The listing below must be repeated word for word, with its images excluded.
---------- Material shown
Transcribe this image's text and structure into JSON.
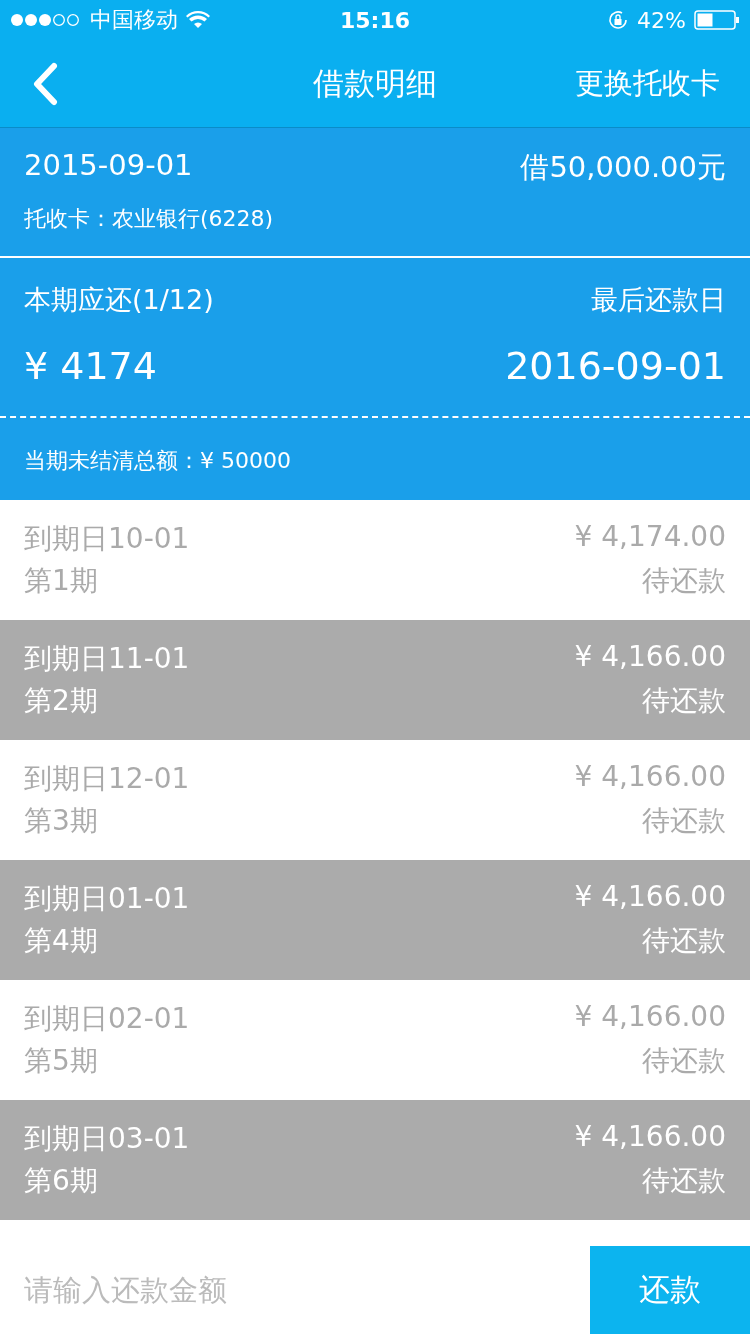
{
  "status_bar": {
    "carrier": "中国移动",
    "time": "15:16",
    "battery": "42%"
  },
  "nav": {
    "title": "借款明细",
    "action": "更换托收卡"
  },
  "loan": {
    "date": "2015-09-01",
    "amount": "借50,000.00元",
    "card": "托收卡：农业银行(6228)"
  },
  "current": {
    "label": "本期应还(1/12)",
    "amount": "¥ 4174",
    "last_label": "最后还款日",
    "last_date": "2016-09-01",
    "outstanding": "当期未结清总额：¥  50000"
  },
  "installments": [
    {
      "due": "到期日10-01",
      "period": "第1期",
      "amount": "¥ 4,174.00",
      "status": "待还款"
    },
    {
      "due": "到期日11-01",
      "period": "第2期",
      "amount": "¥ 4,166.00",
      "status": "待还款"
    },
    {
      "due": "到期日12-01",
      "period": "第3期",
      "amount": "¥ 4,166.00",
      "status": "待还款"
    },
    {
      "due": "到期日01-01",
      "period": "第4期",
      "amount": "¥ 4,166.00",
      "status": "待还款"
    },
    {
      "due": "到期日02-01",
      "period": "第5期",
      "amount": "¥ 4,166.00",
      "status": "待还款"
    },
    {
      "due": "到期日03-01",
      "period": "第6期",
      "amount": "¥ 4,166.00",
      "status": "待还款"
    }
  ],
  "repay": {
    "placeholder": "请输入还款金额",
    "button": "还款"
  }
}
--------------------
Task answer:
Transcribe this image's text and structure into JSON.
{
  "status_bar": {
    "carrier": "中国移动",
    "time": "15:16",
    "battery": "42%"
  },
  "nav": {
    "title": "借款明细",
    "action": "更换托收卡"
  },
  "loan": {
    "date": "2015-09-01",
    "amount": "借50,000.00元",
    "card": "托收卡：农业银行(6228)"
  },
  "current": {
    "label": "本期应还(1/12)",
    "amount": "¥ 4174",
    "last_label": "最后还款日",
    "last_date": "2016-09-01",
    "outstanding": "当期未结清总额：¥  50000"
  },
  "installments": [
    {
      "due": "到期日10-01",
      "period": "第1期",
      "amount": "¥ 4,174.00",
      "status": "待还款"
    },
    {
      "due": "到期日11-01",
      "period": "第2期",
      "amount": "¥ 4,166.00",
      "status": "待还款"
    },
    {
      "due": "到期日12-01",
      "period": "第3期",
      "amount": "¥ 4,166.00",
      "status": "待还款"
    },
    {
      "due": "到期日01-01",
      "period": "第4期",
      "amount": "¥ 4,166.00",
      "status": "待还款"
    },
    {
      "due": "到期日02-01",
      "period": "第5期",
      "amount": "¥ 4,166.00",
      "status": "待还款"
    },
    {
      "due": "到期日03-01",
      "period": "第6期",
      "amount": "¥ 4,166.00",
      "status": "待还款"
    }
  ],
  "repay": {
    "placeholder": "请输入还款金额",
    "button": "还款"
  }
}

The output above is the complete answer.